November 26, 2011
My fourth solo recital opportunity is coming up on December 17th. David is hosting a recital that day for his pre-college students. Although I am old enough to be the father of all of the other pre-college students, and quite probably all of the college students too, I am only two-years old as a cellist.
At my first recital I played Long, Long Ago, and Minute in C. My second outing was the Boccherini Minuet, and my third was Berceuse. For the December recital I’ll be playing what Suzuki called Minuet No. 3. (For an interesting aside about the veracity of the Bach attribution given the piece by the Suzuki book, you should read Petzold Minuet on Suzuki Skeptic.)
For the first and third recitals I used my music, or at least had it on the stand in front of me. David asked that I memorize my piece for the upcoming performance, so I have been focused on that task in my recent practice sessions. Tonight, after about 45 minutes focused work, I was able to play the entire piece with only one or two memory slips. If you think the piece as having a “A” section, a “B” section, and a “C” section, where A is repeated, B is repeated, C is played through once, and then A once more to finish; then I have trouble with the starting measure or two of B, and again in the first couple of measure of C. Fortunately I have two weeks of practice time left before the recital.
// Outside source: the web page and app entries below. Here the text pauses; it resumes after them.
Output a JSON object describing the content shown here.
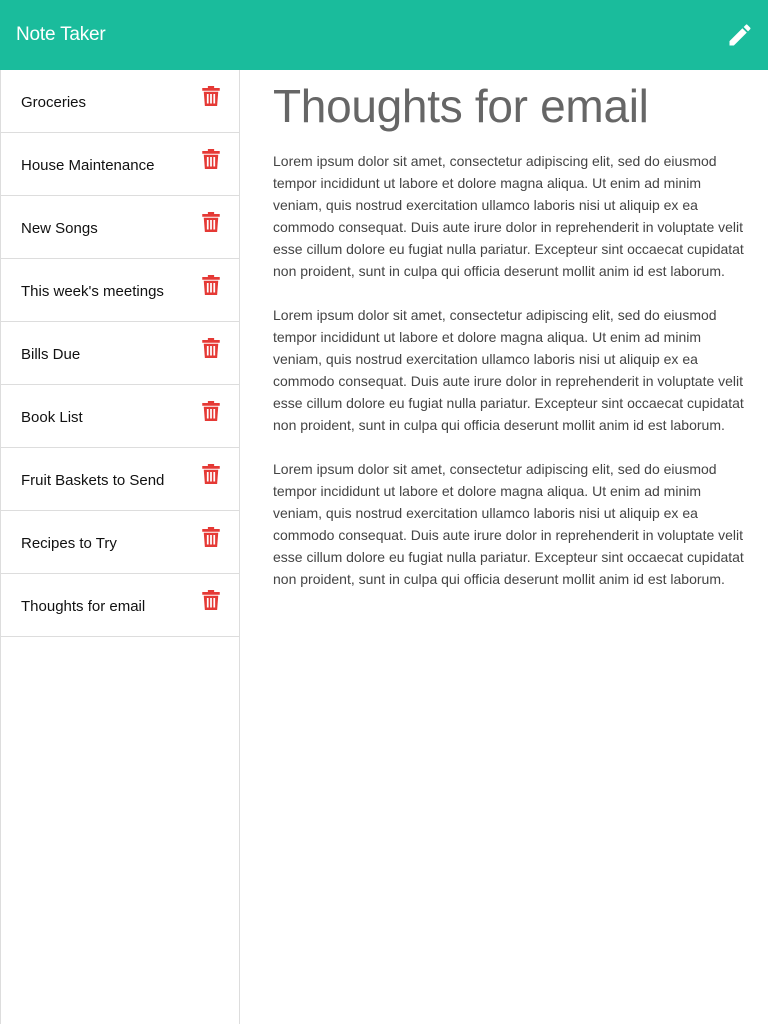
{
  "app": {
    "title": "Note Taker",
    "brand_color": "#1abc9c",
    "new_note_icon": "pencil-icon",
    "delete_icon": "trash-icon",
    "delete_color": "#e53935"
  },
  "sidebar": {
    "items": [
      {
        "title": "Groceries"
      },
      {
        "title": "House Maintenance"
      },
      {
        "title": "New Songs"
      },
      {
        "title": "This week's meetings"
      },
      {
        "title": "Bills Due"
      },
      {
        "title": "Book List"
      },
      {
        "title": "Fruit Baskets to Send"
      },
      {
        "title": "Recipes to Try"
      },
      {
        "title": "Thoughts for email"
      }
    ]
  },
  "note": {
    "title": "Thoughts for email",
    "paragraphs": [
      "Lorem ipsum dolor sit amet, consectetur adipiscing elit, sed do eiusmod tempor incididunt ut labore et dolore magna aliqua. Ut enim ad minim veniam, quis nostrud exercitation ullamco laboris nisi ut aliquip ex ea commodo consequat. Duis aute irure dolor in reprehenderit in voluptate velit esse cillum dolore eu fugiat nulla pariatur. Excepteur sint occaecat cupidatat non proident, sunt in culpa qui officia deserunt mollit anim id est laborum.",
      "Lorem ipsum dolor sit amet, consectetur adipiscing elit, sed do eiusmod tempor incididunt ut labore et dolore magna aliqua. Ut enim ad minim veniam, quis nostrud exercitation ullamco laboris nisi ut aliquip ex ea commodo consequat. Duis aute irure dolor in reprehenderit in voluptate velit esse cillum dolore eu fugiat nulla pariatur. Excepteur sint occaecat cupidatat non proident, sunt in culpa qui officia deserunt mollit anim id est laborum.",
      "Lorem ipsum dolor sit amet, consectetur adipiscing elit, sed do eiusmod tempor incididunt ut labore et dolore magna aliqua. Ut enim ad minim veniam, quis nostrud exercitation ullamco laboris nisi ut aliquip ex ea commodo consequat. Duis aute irure dolor in reprehenderit in voluptate velit esse cillum dolore eu fugiat nulla pariatur. Excepteur sint occaecat cupidatat non proident, sunt in culpa qui officia deserunt mollit anim id est laborum."
    ]
  }
}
I’m out of town next week without my cello, so I lose six days of practice.
My goal is to have it completely memorized at a good performance tempo shortly after I return from my business trip, and to video myself to add pressure to the practice sessions. In the dojo I belonged to we used to say that sparring in a tournament put you under a different kind of stress than we could generate in the dojo. Playing a recital is stressful, and any and all things I can do to duplicate stress while I play at home will help make the performance that much better. Pointing a video camera at myself seems to halve my playing ability, so that is one good way to practice. I may also ask my wife to accompany on the piano, as David will accompany me on his cello during the performance. Playing with another person is also added stress.
I’m looking forward to my recital, and I hope that being this far along with my piece this early in the process will help to make it a worthy performance.